As was mentioned in the previous post, Sheriff Tate and a few concerned Maycomb citizens visit Atticus' home to discuss the upcoming trial. Sheriff Tate mentions to Atticus that he cannot guarantee that there will be no trouble before the trial takes place. Atticus responds by dismissing Heck Tate's concerns and mentions that they've already had one postponement. Atticus then points out that it is Saturday and the trial will probably be on Monday. When he asks Sheriff Tate if he can hold Tom for one night, Link Deas enters the conversation and brings up the Old Sarum bunch. Link Deas suggests that they have a change of venue, and Sheriff Tate responds by saying, "Not much point in that, now is it?" (Lee 194). There are several reasons as to why Sheriff Tate makes this comment. One reason that a change of venue would not make much sense is because the trial is so close. Tom Robinson's trial will take place in a day, and it would be foolish to reschedule it in another town. Another reason is that a change of venue would probably not affect the outcome. Throughout the South, Jim Crow laws discriminated against African Americans, and Tom would not be treated differently in any other Southern court.
In Chapter 15, a group of men come into the Finches' front yard one evening after the family has had their supper. Scout observes,
In Maycomb grown men stood outside in the front year for only two reasons: death and politics.
Sheriff Tate has come to warn Atticus that Tom Robinson is to be moved to the county jail the next day, and he is rather concerned,
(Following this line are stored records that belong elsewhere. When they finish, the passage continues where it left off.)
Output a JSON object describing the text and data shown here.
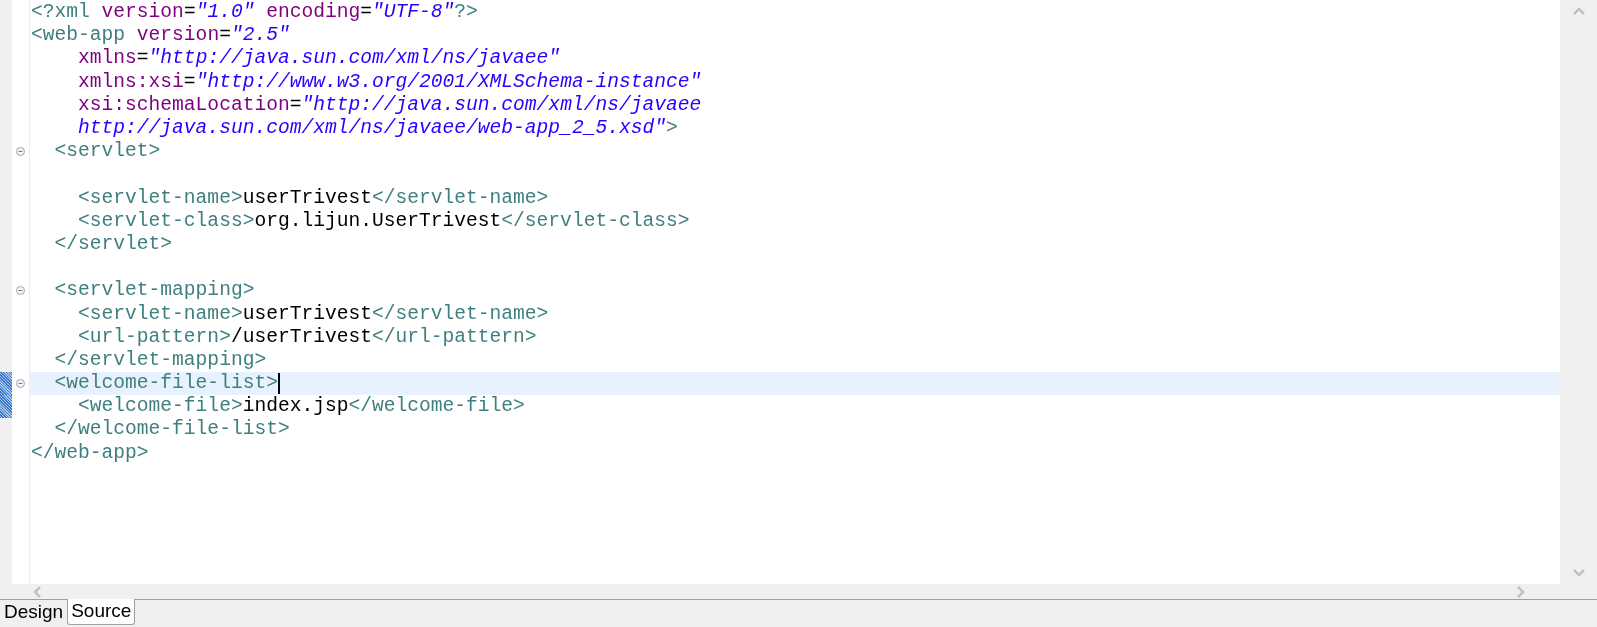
{
  "editor": {
    "lines": [
      {
        "selected": false,
        "foldable": false,
        "marked": false,
        "tokens": [
          {
            "kind": "tag",
            "text": "<?xml "
          },
          {
            "kind": "attr",
            "text": "version"
          },
          {
            "kind": "eq",
            "text": "="
          },
          {
            "kind": "value",
            "text": "\"1.0\""
          },
          {
            "kind": "attr",
            "text": " encoding"
          },
          {
            "kind": "eq",
            "text": "="
          },
          {
            "kind": "value",
            "text": "\"UTF-8\""
          },
          {
            "kind": "tag",
            "text": "?>"
          }
        ]
      },
      {
        "selected": false,
        "foldable": false,
        "marked": false,
        "tokens": [
          {
            "kind": "tag",
            "text": "<web-app "
          },
          {
            "kind": "attr",
            "text": "version"
          },
          {
            "kind": "eq",
            "text": "="
          },
          {
            "kind": "value",
            "text": "\"2.5\""
          }
        ]
      },
      {
        "selected": false,
        "foldable": false,
        "marked": false,
        "tokens": [
          {
            "kind": "attr",
            "text": "    xmlns"
          },
          {
            "kind": "eq",
            "text": "="
          },
          {
            "kind": "value",
            "text": "\"http://java.sun.com/xml/ns/javaee\""
          }
        ]
      },
      {
        "selected": false,
        "foldable": false,
        "marked": false,
        "tokens": [
          {
            "kind": "attr",
            "text": "    xmlns:xsi"
          },
          {
            "kind": "eq",
            "text": "="
          },
          {
            "kind": "value",
            "text": "\"http://www.w3.org/2001/XMLSchema-instance\""
          }
        ]
      },
      {
        "selected": false,
        "foldable": false,
        "marked": false,
        "tokens": [
          {
            "kind": "attr",
            "text": "    xsi:schemaLocation"
          },
          {
            "kind": "eq",
            "text": "="
          },
          {
            "kind": "value",
            "text": "\"http://java.sun.com/xml/ns/javaee"
          }
        ]
      },
      {
        "selected": false,
        "foldable": false,
        "marked": false,
        "tokens": [
          {
            "kind": "value",
            "text": "    http://java.sun.com/xml/ns/javaee/web-app_2_5.xsd\""
          },
          {
            "kind": "tag",
            "text": ">"
          }
        ]
      },
      {
        "selected": false,
        "foldable": true,
        "marked": false,
        "tokens": [
          {
            "kind": "tag",
            "text": "  <servlet>"
          }
        ]
      },
      {
        "selected": false,
        "foldable": false,
        "marked": false
      },
      {
        "selected": false,
        "foldable": false,
        "marked": false,
        "tokens": [
          {
            "kind": "tag",
            "text": "    <servlet-name>"
          },
          {
            "kind": "content",
            "text": "userTrivest"
          },
          {
            "kind": "tag",
            "text": "</servlet-name>"
          }
        ]
      },
      {
        "selected": false,
        "foldable": false,
        "marked": false,
        "tokens": [
          {
            "kind": "tag",
            "text": "    <servlet-class>"
          },
          {
            "kind": "content",
            "text": "org.lijun.UserTrivest"
          },
          {
            "kind": "tag",
            "text": "</servlet-class>"
          }
        ]
      },
      {
        "selected": false,
        "foldable": false,
        "marked": false,
        "tokens": [
          {
            "kind": "tag",
            "text": "  </servlet>"
          }
        ]
      },
      {
        "selected": false,
        "foldable": false,
        "marked": false
      },
      {
        "selected": false,
        "foldable": true,
        "marked": false,
        "tokens": [
          {
            "kind": "tag",
            "text": "  <servlet-mapping>"
          }
        ]
      },
      {
        "selected": false,
        "foldable": false,
        "marked": false,
        "tokens": [
          {
            "kind": "tag",
            "text": "    <servlet-name>"
          },
          {
            "kind": "content",
            "text": "userTrivest"
          },
          {
            "kind": "tag",
            "text": "</servlet-name>"
          }
        ]
      },
      {
        "selected": false,
        "foldable": false,
        "marked": false,
        "tokens": [
          {
            "kind": "tag",
            "text": "    <url-pattern>"
          },
          {
            "kind": "content",
            "text": "/userTrivest"
          },
          {
            "kind": "tag",
            "text": "</url-pattern>"
          }
        ]
      },
      {
        "selected": false,
        "foldable": false,
        "marked": false,
        "tokens": [
          {
            "kind": "tag",
            "text": "  </servlet-mapping>"
          }
        ]
      },
      {
        "selected": true,
        "foldable": true,
        "marked": true,
        "tokens": [
          {
            "kind": "tag",
            "text": "  <welcome-file-list>"
          }
        ]
      },
      {
        "selected": false,
        "foldable": false,
        "marked": true,
        "tokens": [
          {
            "kind": "tag",
            "text": "    <welcome-file>"
          },
          {
            "kind": "content",
            "text": "index.jsp"
          },
          {
            "kind": "tag",
            "text": "</welcome-file>"
          }
        ]
      },
      {
        "selected": false,
        "foldable": false,
        "marked": false,
        "tokens": [
          {
            "kind": "tag",
            "text": "  </welcome-file-list>"
          }
        ]
      },
      {
        "selected": false,
        "foldable": false,
        "marked": false,
        "tokens": [
          {
            "kind": "tag",
            "text": "</web-app>"
          }
        ]
      }
    ]
  },
  "tabs": [
    {
      "label": "Design",
      "selected": false
    },
    {
      "label": "Source",
      "selected": true
    }
  ]
}
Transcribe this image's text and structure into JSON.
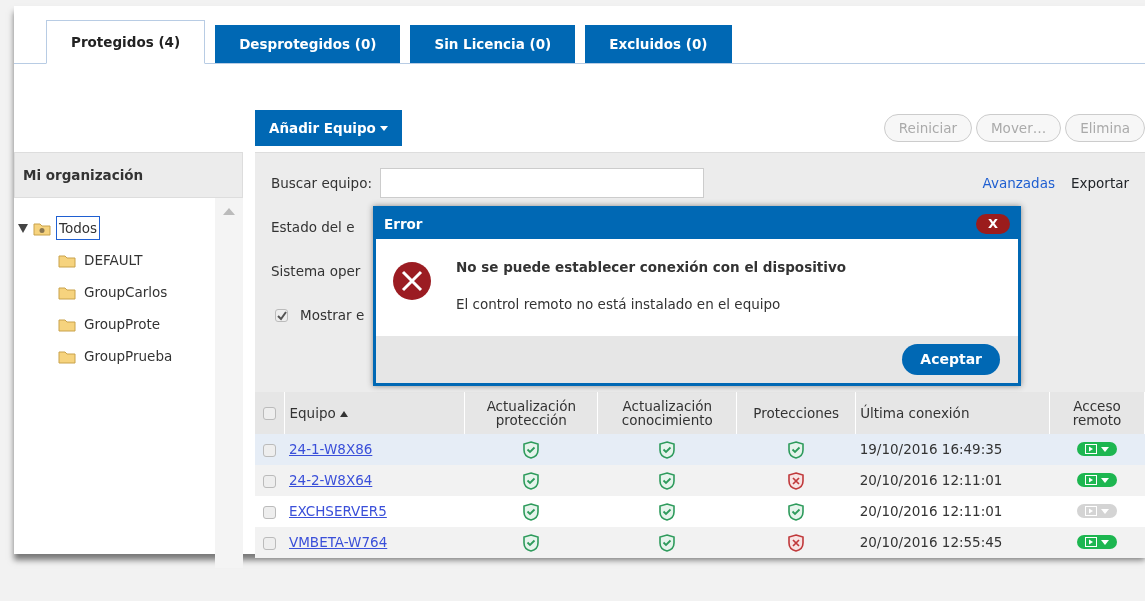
{
  "tabs": [
    {
      "label": "Protegidos (4)",
      "selected": true
    },
    {
      "label": "Desprotegidos (0)",
      "selected": false
    },
    {
      "label": "Sin Licencia (0)",
      "selected": false
    },
    {
      "label": "Excluidos (0)",
      "selected": false
    }
  ],
  "toolbar": {
    "add_button": "Añadir Equipo",
    "actions": [
      {
        "label": "Reiniciar",
        "disabled": true
      },
      {
        "label": "Mover…",
        "disabled": true
      },
      {
        "label": "Elimina",
        "disabled": true
      }
    ]
  },
  "sidebar": {
    "title": "Mi organización",
    "tree": [
      {
        "label": "Todos",
        "expanded": true,
        "selected": true,
        "children": [
          {
            "label": "DEFAULT",
            "selected": false
          },
          {
            "label": "GroupCarlos",
            "selected": false
          },
          {
            "label": "GroupProte",
            "selected": false
          },
          {
            "label": "GroupPrueba",
            "selected": false
          }
        ]
      }
    ]
  },
  "filters": {
    "search_label": "Buscar equipo:",
    "advanced_link": "Avanzadas",
    "export_link": "Exportar",
    "fields": [
      {
        "label": "Estado del e"
      },
      {
        "label": "Sistema oper"
      }
    ],
    "show_checkbox": {
      "label": "Mostrar e",
      "checked": true
    }
  },
  "table": {
    "select_all_checked": false,
    "columns": [
      "Equipo",
      "Actualización protección",
      "Actualización conocimiento",
      "Protecciones",
      "Última conexión",
      "Acceso remoto"
    ],
    "rows": [
      {
        "name": "24-1-W8X86",
        "protection_updated": true,
        "knowledge_updated": true,
        "protected": true,
        "last_connection": "19/10/2016 16:49:35",
        "remote_enabled": true,
        "checked": false,
        "selected": true
      },
      {
        "name": "24-2-W8X64",
        "protection_updated": true,
        "knowledge_updated": true,
        "protected": false,
        "last_connection": "20/10/2016 12:11:01",
        "remote_enabled": true,
        "checked": false,
        "selected": false
      },
      {
        "name": "EXCHSERVER5",
        "protection_updated": true,
        "knowledge_updated": true,
        "protected": true,
        "last_connection": "20/10/2016 12:11:01",
        "remote_enabled": false,
        "checked": false,
        "selected": false
      },
      {
        "name": "VMBETA-W764",
        "protection_updated": true,
        "knowledge_updated": true,
        "protected": false,
        "last_connection": "20/10/2016 12:55:45",
        "remote_enabled": true,
        "checked": false,
        "selected": false
      }
    ]
  },
  "dialog": {
    "title": "Error",
    "close": "X",
    "heading": "No se puede establecer conexión con el dispositivo",
    "message": "El control remoto no está instalado en el equipo",
    "button": "Aceptar"
  }
}
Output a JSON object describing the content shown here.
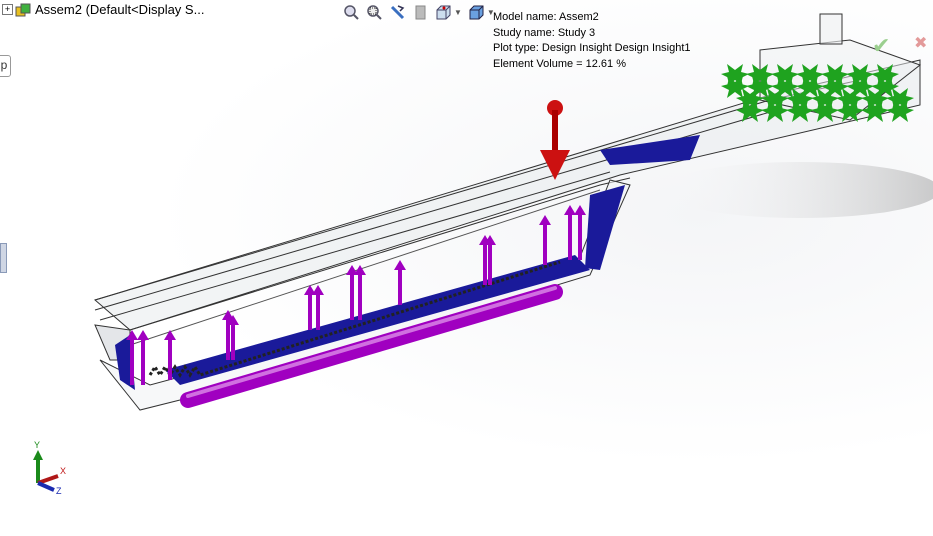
{
  "document": {
    "tree_label": "Assem2  (Default<Display S...",
    "expander": "+",
    "left_tab": "p"
  },
  "toolbar": {
    "items": [
      "zoom-to-fit",
      "zoom-to-area",
      "previous-view",
      "section-view",
      "view-orientation",
      "display-style",
      "hide-show-items",
      "edit-appearance",
      "apply-scene",
      "view-settings"
    ]
  },
  "plot_info": {
    "model_name": "Model name: Assem2",
    "study_name": "Study name: Study 3",
    "plot_type": "Plot type: Design Insight Design Insight1",
    "element_volume": "Element Volume = 12.61 %"
  },
  "triad": {
    "x": "X",
    "y": "Y",
    "z": "Z"
  },
  "confirm": {
    "ok": "✔",
    "cancel": "✖"
  },
  "colors": {
    "load_arrow": "#a000c0",
    "fixture": "#1fa31f",
    "force": "#cc1111",
    "design_insight": "#1a1a9a"
  }
}
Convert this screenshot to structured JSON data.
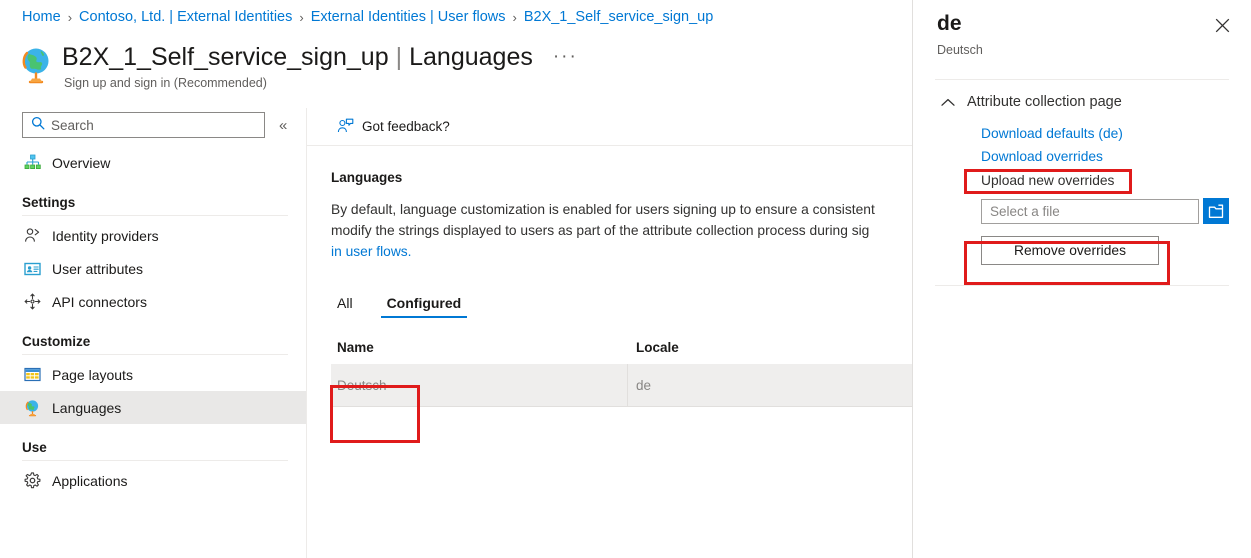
{
  "breadcrumb": {
    "items": [
      {
        "label": "Home"
      },
      {
        "label": "Contoso, Ltd. | External Identities"
      },
      {
        "label": "External Identities | User flows"
      },
      {
        "label": "B2X_1_Self_service_sign_up"
      }
    ],
    "separator": "›"
  },
  "header": {
    "title_main": "B2X_1_Self_service_sign_up",
    "title_separator": "|",
    "title_section": "Languages",
    "subtitle": "Sign up and sign in (Recommended)",
    "more_menu": "···",
    "icon": "globe-icon"
  },
  "sidebar": {
    "search": {
      "placeholder": "Search",
      "value": "",
      "icon": "search-icon"
    },
    "collapse": {
      "label": "«",
      "name": "collapse-sidebar-button"
    },
    "top_items": [
      {
        "label": "Overview",
        "icon": "overview-icon",
        "selected": false
      }
    ],
    "groups": [
      {
        "label": "Settings",
        "items": [
          {
            "label": "Identity providers",
            "icon": "identity-providers-icon",
            "selected": false
          },
          {
            "label": "User attributes",
            "icon": "user-attributes-icon",
            "selected": false
          },
          {
            "label": "API connectors",
            "icon": "api-connectors-icon",
            "selected": false
          }
        ]
      },
      {
        "label": "Customize",
        "items": [
          {
            "label": "Page layouts",
            "icon": "page-layouts-icon",
            "selected": false
          },
          {
            "label": "Languages",
            "icon": "languages-icon",
            "selected": true
          }
        ]
      },
      {
        "label": "Use",
        "items": [
          {
            "label": "Applications",
            "icon": "applications-icon",
            "selected": false
          }
        ]
      }
    ]
  },
  "main": {
    "command_bar": {
      "feedback_label": "Got feedback?",
      "feedback_icon": "feedback-person-icon"
    },
    "section_title": "Languages",
    "description_lines": [
      "By default, language customization is enabled for users signing up to ensure a consistent",
      "modify the strings displayed to users as part of the attribute collection process during sig"
    ],
    "description_link": "in user flows.",
    "tabs": [
      {
        "label": "All",
        "active": false
      },
      {
        "label": "Configured",
        "active": true
      }
    ],
    "table": {
      "columns": [
        "Name",
        "Locale"
      ],
      "rows": [
        {
          "name": "Deutsch",
          "locale": "de"
        }
      ]
    }
  },
  "panel": {
    "title": "de",
    "subtitle": "Deutsch",
    "close_icon": "close-icon",
    "accordion": {
      "label": "Attribute collection page",
      "chevron_icon": "chevron-up-icon",
      "expanded": true
    },
    "download_defaults_label": "Download defaults (de)",
    "download_overrides_label": "Download overrides",
    "upload_label": "Upload new overrides",
    "file_input": {
      "placeholder": "Select a file",
      "value": ""
    },
    "browse_icon": "folder-open-icon",
    "remove_button_label": "Remove overrides"
  },
  "colors": {
    "accent": "#0078d4",
    "annotation": "#e01b1b",
    "row_background": "#efeeed",
    "selected_nav": "#e9e8e7"
  }
}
"I don't look for any trouble, but I can't guarantee there won't be any."
When Atticus reminds him that "This is Maycomb," the sheriff tells him that he has said this because he is uneasy, but Mr. Link Deas injects that the Old Sarum bunch worries him. This group is one Scout has described earlier in Chapter 1. They are
an enormous and confusing tribe...in the northern part of the county, and they formed the nearest thing to a gang ever seen in Maycomb.
As youths they had been sent to the state industrial school. Mr. Cunningham is one of this belligerent clan.
When Mr. Deas suggests that the trial be moved to another town, Sheriff Tate replies that it will not do any good to move the trial: "Not much point, now is it?" For, all the towns in Alabama have men who will want to lynch Tom Robinson simply because he has touched a white woman; the Jim Crow Laws are solidly part of the culture.